Problem statement. This task calls for copying every line of the records that includes the word "会社概要".

*** The records Section Begins ***

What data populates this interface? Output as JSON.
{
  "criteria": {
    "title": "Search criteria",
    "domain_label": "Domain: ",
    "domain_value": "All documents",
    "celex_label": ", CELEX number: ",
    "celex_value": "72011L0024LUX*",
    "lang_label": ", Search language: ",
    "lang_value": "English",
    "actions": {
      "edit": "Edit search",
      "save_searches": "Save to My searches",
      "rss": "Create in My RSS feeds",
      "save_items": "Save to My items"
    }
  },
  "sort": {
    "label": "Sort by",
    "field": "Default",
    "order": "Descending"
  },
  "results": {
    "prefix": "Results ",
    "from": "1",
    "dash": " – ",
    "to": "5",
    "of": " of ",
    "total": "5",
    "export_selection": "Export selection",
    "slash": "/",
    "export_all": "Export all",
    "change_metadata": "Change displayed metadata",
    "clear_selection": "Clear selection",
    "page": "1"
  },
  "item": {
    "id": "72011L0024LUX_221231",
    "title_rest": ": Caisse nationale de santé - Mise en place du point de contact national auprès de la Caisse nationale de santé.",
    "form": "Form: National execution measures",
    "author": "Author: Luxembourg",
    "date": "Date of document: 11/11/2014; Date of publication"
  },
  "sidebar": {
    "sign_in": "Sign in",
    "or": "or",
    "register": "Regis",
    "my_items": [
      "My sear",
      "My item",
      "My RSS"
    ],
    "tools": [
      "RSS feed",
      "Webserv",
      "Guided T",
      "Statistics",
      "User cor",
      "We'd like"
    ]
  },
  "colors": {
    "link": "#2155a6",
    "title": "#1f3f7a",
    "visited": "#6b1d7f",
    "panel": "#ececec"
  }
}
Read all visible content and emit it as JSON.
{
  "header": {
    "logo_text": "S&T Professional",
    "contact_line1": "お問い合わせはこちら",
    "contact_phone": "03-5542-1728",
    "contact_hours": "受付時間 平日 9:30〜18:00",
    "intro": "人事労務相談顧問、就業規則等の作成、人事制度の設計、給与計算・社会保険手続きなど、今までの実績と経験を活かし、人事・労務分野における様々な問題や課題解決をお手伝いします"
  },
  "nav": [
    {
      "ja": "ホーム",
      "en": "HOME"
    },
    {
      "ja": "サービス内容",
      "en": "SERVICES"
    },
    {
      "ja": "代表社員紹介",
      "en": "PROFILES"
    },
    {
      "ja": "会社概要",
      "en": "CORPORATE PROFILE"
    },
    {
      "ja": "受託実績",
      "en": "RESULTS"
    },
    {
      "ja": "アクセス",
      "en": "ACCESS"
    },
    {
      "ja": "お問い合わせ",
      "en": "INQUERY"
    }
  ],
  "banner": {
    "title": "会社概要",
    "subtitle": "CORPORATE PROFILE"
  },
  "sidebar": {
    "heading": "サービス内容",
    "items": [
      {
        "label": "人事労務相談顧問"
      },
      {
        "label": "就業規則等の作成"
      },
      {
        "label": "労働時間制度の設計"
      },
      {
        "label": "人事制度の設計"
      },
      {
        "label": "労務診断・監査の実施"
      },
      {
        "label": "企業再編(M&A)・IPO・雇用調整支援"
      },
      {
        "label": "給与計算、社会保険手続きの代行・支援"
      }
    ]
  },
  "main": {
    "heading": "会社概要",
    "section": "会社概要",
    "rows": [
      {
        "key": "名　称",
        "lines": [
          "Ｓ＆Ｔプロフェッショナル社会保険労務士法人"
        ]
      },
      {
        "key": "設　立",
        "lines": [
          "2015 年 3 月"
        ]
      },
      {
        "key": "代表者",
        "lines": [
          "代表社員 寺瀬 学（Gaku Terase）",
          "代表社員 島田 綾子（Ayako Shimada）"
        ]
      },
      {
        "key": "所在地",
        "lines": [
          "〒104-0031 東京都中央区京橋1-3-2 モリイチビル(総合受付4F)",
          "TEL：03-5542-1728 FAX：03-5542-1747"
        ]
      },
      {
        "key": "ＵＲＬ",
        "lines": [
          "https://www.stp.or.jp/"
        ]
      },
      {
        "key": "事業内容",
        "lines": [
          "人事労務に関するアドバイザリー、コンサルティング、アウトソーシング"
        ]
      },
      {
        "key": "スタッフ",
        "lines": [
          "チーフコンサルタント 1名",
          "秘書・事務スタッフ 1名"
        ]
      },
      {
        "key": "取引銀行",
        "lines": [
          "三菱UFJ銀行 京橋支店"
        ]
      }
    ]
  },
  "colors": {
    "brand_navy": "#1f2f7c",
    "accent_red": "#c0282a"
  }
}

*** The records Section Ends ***

Solved problem.
      "ja": "会社概要",
    "title": "会社概要",
    "heading": "会社概要",
    "section": "会社概要",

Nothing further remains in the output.